Take a botanical tour of Berwickshire... from your armchair.
Or how about if you want to know which "weeds" have turned up in a county and how this might relate to previous history of a particular site? Then you want a detailed description like this: "Ruderal habitat of great interest was discovered in 2011 on an eroding bank at Dalcove. Here there is a large colony of Hyoscyamus niger with Ballota nigra, Conium maculatum, Echium vulgare, Malva sylvestris and Reseda luteola. All these plants were once used medicinally and their association is strongly suggestive of a link with the mediaeval hospital dedicated to St Mary Magdalene that stood near this spot and was destroyed by the English in 1544".
|Astragalus danicus at clifftop by foot of |
Dowlaw Dean, looking east to St Abb's Head.
Michael told me "I believe BSBI is overly obsessed by distribution maps and species accounts. Even the most expansive County Floras are dominated by them, leaving site descriptions as an afterthought. I have now carried out two successive sample surveys of Berwickshire at 1km scale (2km is not fine enough for conservation purposes) with very much detail at finer scales, all with a Site Register in view".
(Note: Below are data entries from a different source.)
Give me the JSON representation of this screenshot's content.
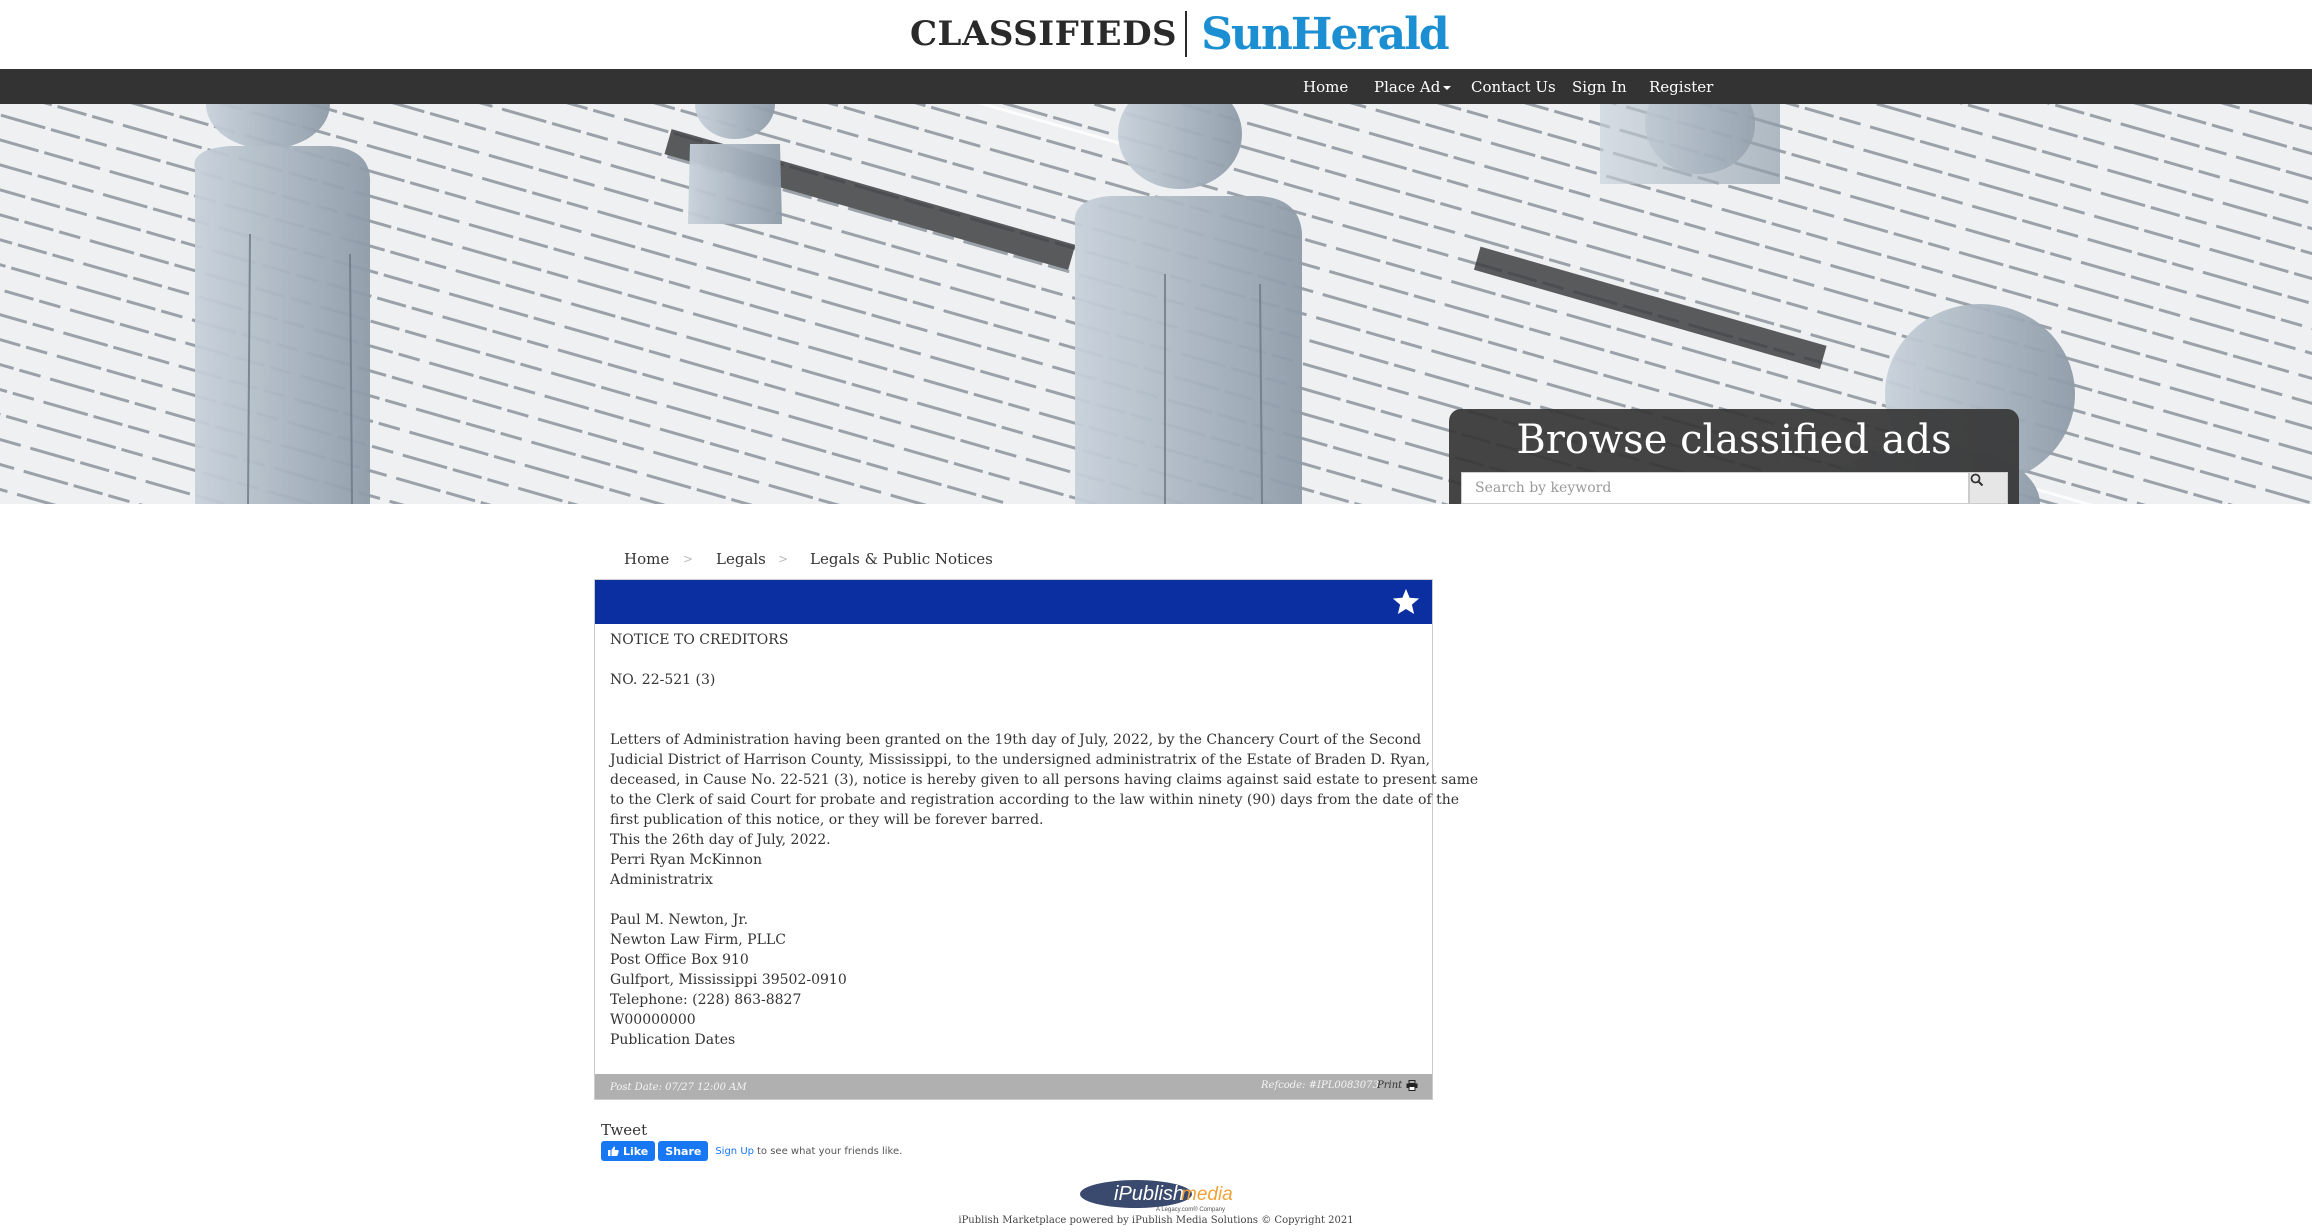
{
  "header": {
    "brand_left": "CLASSIFIEDS",
    "brand_right": "SunHerald",
    "brand_right_color": "#1b8fd1"
  },
  "nav": {
    "items": [
      {
        "label": "Home"
      },
      {
        "label": "Place Ad"
      },
      {
        "label": "Contact Us"
      },
      {
        "label": "Sign In"
      },
      {
        "label": "Register"
      }
    ],
    "background": "#333333"
  },
  "hero": {
    "title": "Browse classified ads",
    "search_placeholder": "Search by keyword",
    "search_icon": "search-icon"
  },
  "breadcrumb": {
    "items": [
      "Home",
      "Legals",
      "Legals & Public Notices"
    ],
    "separator": ">"
  },
  "ad": {
    "header_color": "#0b2fa0",
    "star_icon": "star-icon",
    "title": "NOTICE TO CREDITORS",
    "number": "NO. 22-521 (3)",
    "body_lines": [
      "Letters of Administration having been granted on the 19th day of July, 2022, by the Chancery Court of the Second",
      "Judicial District of Harrison County, Mississippi, to the undersigned administratrix of the Estate of Braden D. Ryan,",
      "deceased, in Cause No. 22-521 (3), notice is hereby given to all persons having claims against said estate to present same",
      "to the Clerk of said Court for probate and registration according to the law within ninety (90) days from the date of the",
      "first publication of this notice, or they will be forever barred.",
      "This the 26th day of July, 2022.",
      "Perri Ryan McKinnon",
      "Administratrix"
    ],
    "contact_lines": [
      "Paul M. Newton, Jr.",
      "Newton Law Firm, PLLC",
      "Post Office Box 910",
      "Gulfport, Mississippi 39502-0910",
      "Telephone: (228) 863-8827",
      "W00000000",
      "Publication Dates"
    ],
    "post_date": "Post Date: 07/27 12:00 AM",
    "refcode": "Refcode: #IPL0083073",
    "print_label": "Print",
    "print_icon": "printer-icon"
  },
  "social": {
    "tweet": "Tweet",
    "fb_like": "Like",
    "fb_share": "Share",
    "fb_signup": "Sign Up",
    "fb_text": "to see what your friends like."
  },
  "footer": {
    "logo_main": "iPublish",
    "logo_accent": "media",
    "logo_tagline": "A Legacy.com® Company",
    "copyright": "iPublish Marketplace powered by iPublish Media Solutions © Copyright 2021"
  }
}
In the Botanical Tour of Berwickshire, Michael also tells us about the changes he - and fellow botanists - have noticed over time. As Michael has spent 35 field-seasons as Berwickshire's VCR, he can offer us observations such as "The rest of the moor is over-managed grouse moor where the temporary reappearance of Genista anglica in 2002 and Platanthera bifolia in 2000 are but poignant reminders of what might have been".
|Luke Gaskell at Vicia orobus site, Wrunklaw|
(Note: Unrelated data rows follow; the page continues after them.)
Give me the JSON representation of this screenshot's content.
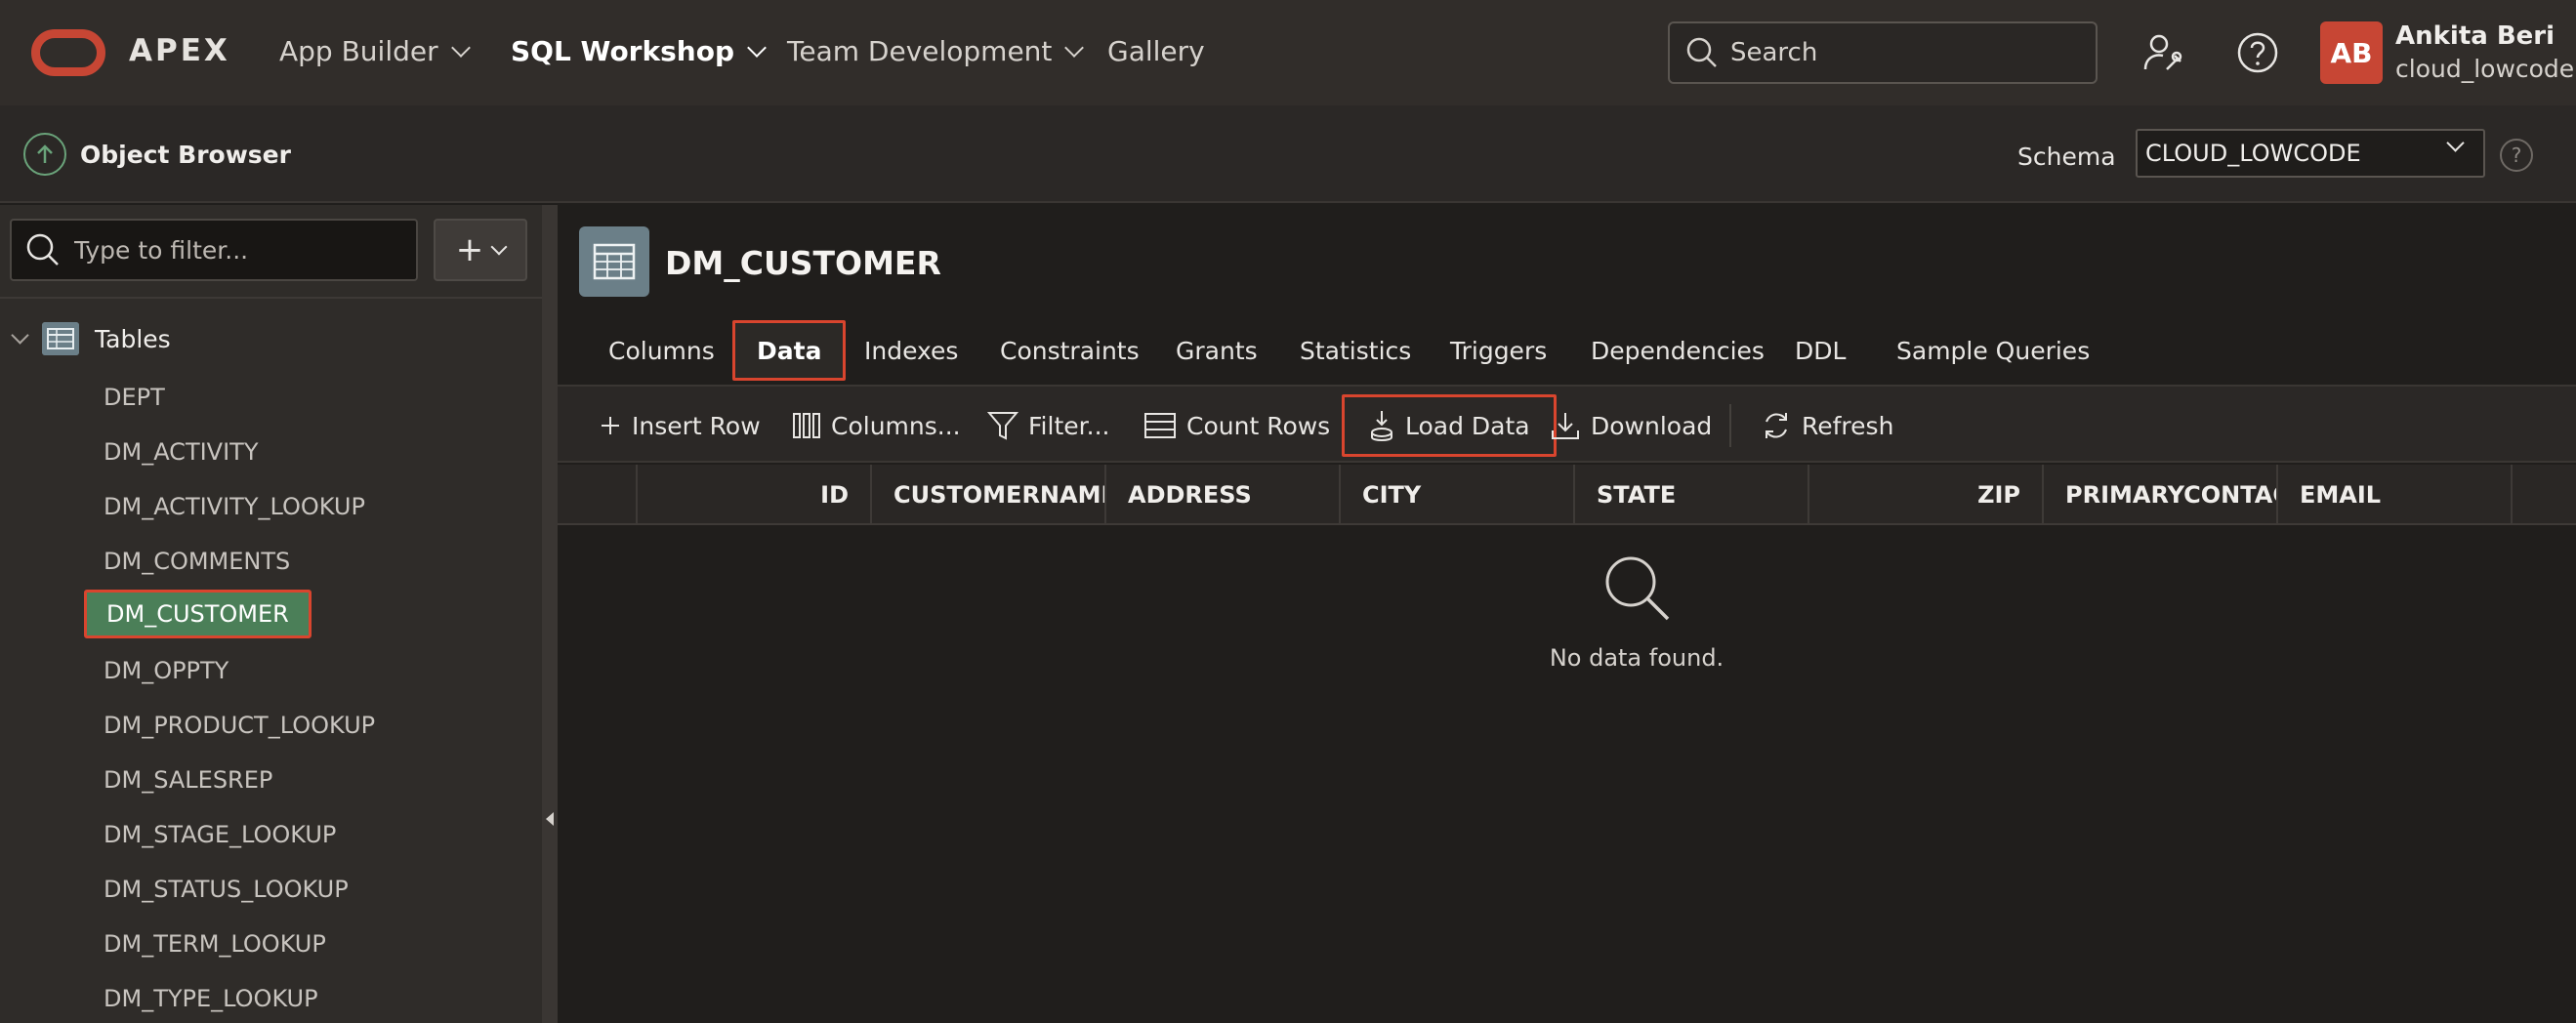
{
  "app": {
    "brand": "APEX",
    "nav": [
      {
        "label": "App Builder"
      },
      {
        "label": "SQL Workshop"
      },
      {
        "label": "Team Development"
      },
      {
        "label": "Gallery"
      }
    ],
    "search_placeholder": "Search",
    "user": {
      "initials": "AB",
      "name": "Ankita Beri",
      "schema": "cloud_lowcode"
    }
  },
  "subbar": {
    "title": "Object Browser",
    "schema_label": "Schema",
    "schema_value": "CLOUD_LOWCODE",
    "help_glyph": "?"
  },
  "sidebar": {
    "filter_placeholder": "Type to filter...",
    "add_glyph": "+",
    "root_label": "Tables",
    "items": [
      {
        "label": "DEPT"
      },
      {
        "label": "DM_ACTIVITY"
      },
      {
        "label": "DM_ACTIVITY_LOOKUP"
      },
      {
        "label": "DM_COMMENTS"
      },
      {
        "label": "DM_CUSTOMER"
      },
      {
        "label": "DM_OPPTY"
      },
      {
        "label": "DM_PRODUCT_LOOKUP"
      },
      {
        "label": "DM_SALESREP"
      },
      {
        "label": "DM_STAGE_LOOKUP"
      },
      {
        "label": "DM_STATUS_LOOKUP"
      },
      {
        "label": "DM_TERM_LOOKUP"
      },
      {
        "label": "DM_TYPE_LOOKUP"
      }
    ]
  },
  "object": {
    "title": "DM_CUSTOMER",
    "tabs": [
      {
        "label": "Columns"
      },
      {
        "label": "Data"
      },
      {
        "label": "Indexes"
      },
      {
        "label": "Constraints"
      },
      {
        "label": "Grants"
      },
      {
        "label": "Statistics"
      },
      {
        "label": "Triggers"
      },
      {
        "label": "Dependencies"
      },
      {
        "label": "DDL"
      },
      {
        "label": "Sample Queries"
      }
    ],
    "toolbar": {
      "insert_row": "Insert Row",
      "columns": "Columns...",
      "filter": "Filter...",
      "count_rows": "Count Rows",
      "load_data": "Load Data",
      "download": "Download",
      "refresh": "Refresh"
    },
    "grid": {
      "columns": [
        "ID",
        "CUSTOMERNAME",
        "ADDRESS",
        "CITY",
        "STATE",
        "ZIP",
        "PRIMARYCONTACT",
        "EMAIL"
      ],
      "empty_message": "No data found."
    }
  },
  "colors": {
    "topbar": "#312d2a",
    "brand_red": "#c74634",
    "selected_green": "#4b7f58",
    "highlight_border": "#d9452e"
  }
}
And I was intrigued by this comment: "The Blackadder Water is now too eutrophic for most aquatic species and Ranunculus circinatus was last seen there in 1973. However an enigmatic hybrid clone of Ranunculus is still quite frequent whose parents have been repeatedly suggested to be R. circinatus and R. fluitans. No molecular studies have been made to confirm this. This clone is not known elsewhere in Britain or further afield". One for further study, perhaps?
There is a Local Wildlife Site (LWS) system in operation in VC55 and, in my experience, the use of criteria species/axiophytes works extremely well as a way of notifying LWSs. The criteria species are easy for less experienced recorders and conservationists to identify. And I agree strongly with Michael - if you don't have a LWS system in your county, then you really need a Botanical Site Register.
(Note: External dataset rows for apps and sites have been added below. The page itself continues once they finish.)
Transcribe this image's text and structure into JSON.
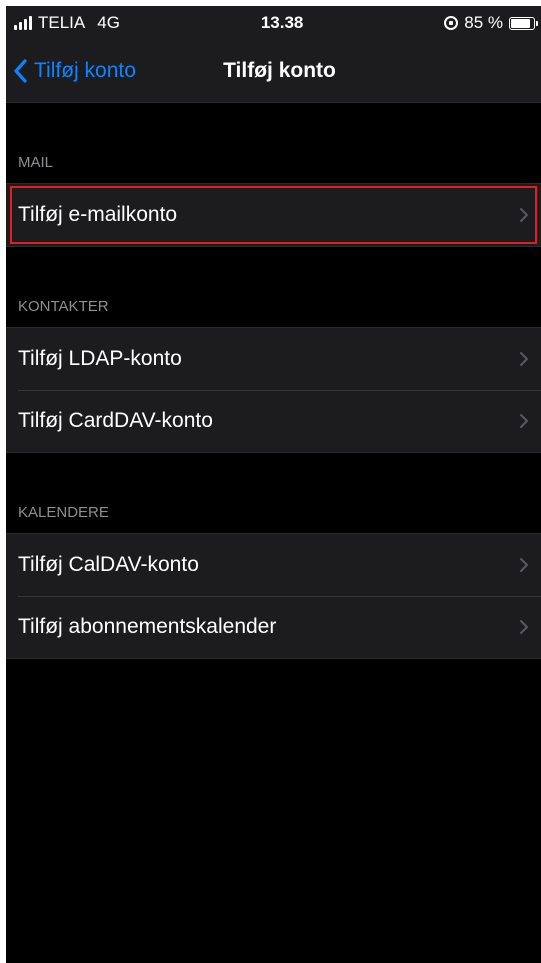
{
  "status_bar": {
    "carrier": "TELIA",
    "network": "4G",
    "time": "13.38",
    "battery_text": "85 %",
    "battery_level": 0.85
  },
  "nav": {
    "back_label": "Tilføj konto",
    "title": "Tilføj konto"
  },
  "sections": [
    {
      "header": "MAIL",
      "items": [
        {
          "label": "Tilføj e-mailkonto",
          "highlighted": true
        }
      ]
    },
    {
      "header": "KONTAKTER",
      "items": [
        {
          "label": "Tilføj LDAP-konto"
        },
        {
          "label": "Tilføj CardDAV-konto"
        }
      ]
    },
    {
      "header": "KALENDERE",
      "items": [
        {
          "label": "Tilføj CalDAV-konto"
        },
        {
          "label": "Tilføj abonnementskalender"
        }
      ]
    }
  ],
  "colors": {
    "accent": "#0a84ff",
    "highlight_border": "#e02020",
    "background": "#000000",
    "cell_background": "#1c1c1e",
    "section_header_text": "#8e8e93"
  },
  "icons": {
    "back": "chevron-left-icon",
    "disclosure": "chevron-right-icon",
    "signal": "signal-bars-icon",
    "orientation_lock": "orientation-lock-icon",
    "battery": "battery-icon"
  }
}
But if there were such a system in Berwickshire, we might not have gems like "At Petticowick, the north end of the geological fault defining St Abbs Head is reached and Silurian rocks follow northwards. Juncus ambiguus occurs by a seepage on the beach where occasional plants of Puccinellia distans subsp. borealis may be found". You almost feel as if you are there...